Bottom Line: We have used 1000 regions of interest (ROIs) obtained from the Digital Database for Screening Mammography (DDSM).The area under the curve of the corresponding approach has been found to be A(z) = 0.95 for the mass detection step.A comparative study with previous approaches proves that our approach offers the best performances.

View Article: PubMed Central - PubMed

Affiliation: Computer Imaging and Electronic System Group, CEM Laboratory, Department of Electrical Engineering, Sfax Engineering School, University of Sfax, P.O. Box 1169, 3038 Sfax, Tunisia.

ABSTRACT
During the last decade, several works have dealt with computer automatic diagnosis (CAD) of masses in digital mammograms.
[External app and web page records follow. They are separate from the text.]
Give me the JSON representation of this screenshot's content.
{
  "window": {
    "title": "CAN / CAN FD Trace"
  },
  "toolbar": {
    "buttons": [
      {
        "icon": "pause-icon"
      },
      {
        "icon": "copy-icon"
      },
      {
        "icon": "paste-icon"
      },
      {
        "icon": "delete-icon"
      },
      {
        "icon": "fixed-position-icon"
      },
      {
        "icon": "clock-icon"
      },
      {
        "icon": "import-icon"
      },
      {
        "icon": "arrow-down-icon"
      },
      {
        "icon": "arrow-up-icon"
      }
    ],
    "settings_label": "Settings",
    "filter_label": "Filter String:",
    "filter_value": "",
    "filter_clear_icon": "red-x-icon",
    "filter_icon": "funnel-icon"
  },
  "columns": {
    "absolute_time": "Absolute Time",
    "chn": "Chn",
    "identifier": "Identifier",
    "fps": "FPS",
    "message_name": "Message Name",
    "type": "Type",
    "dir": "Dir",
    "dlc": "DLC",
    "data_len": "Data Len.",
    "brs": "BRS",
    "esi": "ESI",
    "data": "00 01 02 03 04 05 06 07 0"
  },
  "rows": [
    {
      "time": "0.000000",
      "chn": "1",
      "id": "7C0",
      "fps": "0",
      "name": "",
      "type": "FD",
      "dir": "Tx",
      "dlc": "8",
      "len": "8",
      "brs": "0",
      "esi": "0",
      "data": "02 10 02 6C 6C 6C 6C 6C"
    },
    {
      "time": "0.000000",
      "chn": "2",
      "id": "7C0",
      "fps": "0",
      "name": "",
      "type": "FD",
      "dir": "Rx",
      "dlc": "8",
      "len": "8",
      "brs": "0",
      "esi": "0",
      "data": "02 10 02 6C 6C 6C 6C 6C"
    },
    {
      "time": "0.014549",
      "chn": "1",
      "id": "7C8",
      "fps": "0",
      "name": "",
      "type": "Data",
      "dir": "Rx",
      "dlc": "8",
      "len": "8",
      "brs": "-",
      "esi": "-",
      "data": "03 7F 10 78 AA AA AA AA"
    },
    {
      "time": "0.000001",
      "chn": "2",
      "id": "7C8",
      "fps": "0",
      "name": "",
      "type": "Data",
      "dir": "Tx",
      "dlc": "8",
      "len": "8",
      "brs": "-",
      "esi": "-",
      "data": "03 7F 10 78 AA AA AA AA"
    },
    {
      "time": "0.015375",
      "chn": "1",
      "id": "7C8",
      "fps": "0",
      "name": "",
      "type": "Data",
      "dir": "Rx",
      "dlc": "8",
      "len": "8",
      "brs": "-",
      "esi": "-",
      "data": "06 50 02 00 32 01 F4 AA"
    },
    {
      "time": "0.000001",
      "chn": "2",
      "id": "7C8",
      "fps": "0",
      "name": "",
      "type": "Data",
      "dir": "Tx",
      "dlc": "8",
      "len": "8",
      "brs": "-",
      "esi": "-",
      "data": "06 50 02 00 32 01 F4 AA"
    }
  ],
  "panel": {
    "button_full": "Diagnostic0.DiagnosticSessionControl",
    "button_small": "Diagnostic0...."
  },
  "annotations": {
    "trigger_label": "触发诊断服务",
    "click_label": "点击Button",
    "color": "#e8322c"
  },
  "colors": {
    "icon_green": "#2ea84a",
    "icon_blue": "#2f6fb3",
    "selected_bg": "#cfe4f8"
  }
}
Generally, the main difficulty remains the detection of masses. This work proposes an efficient methodology for mass detection based on a new local feature extraction. Local binary pattern (LBP) operator and its variants proposed by Ojala are a powerful tool for textures classification. However, it has been proved that such operators are not able to model at their own texture masses. We propose in this paper a new local pattern model named gray level and local difference (GLLD) where we take into consideration absolute gray level values as well as local difference as local binary features. Artificial neural networks (ANNs), support vector machine (SVM), and k-nearest neighbors (kNNs) are, then, used for classifying masses from nonmasses, illustrating better performance of ANN classifier. We have used 1000 regions of interest (ROIs) obtained from the Digital Database for Screening Mammography (DDSM). The area under the curve of the corresponding approach has been found to be A(z) = 0.95 for the mass detection step. A comparative study with previous approaches proves that our approach offers the best performances.

No MeSH data available.


Related in: MedlinePlus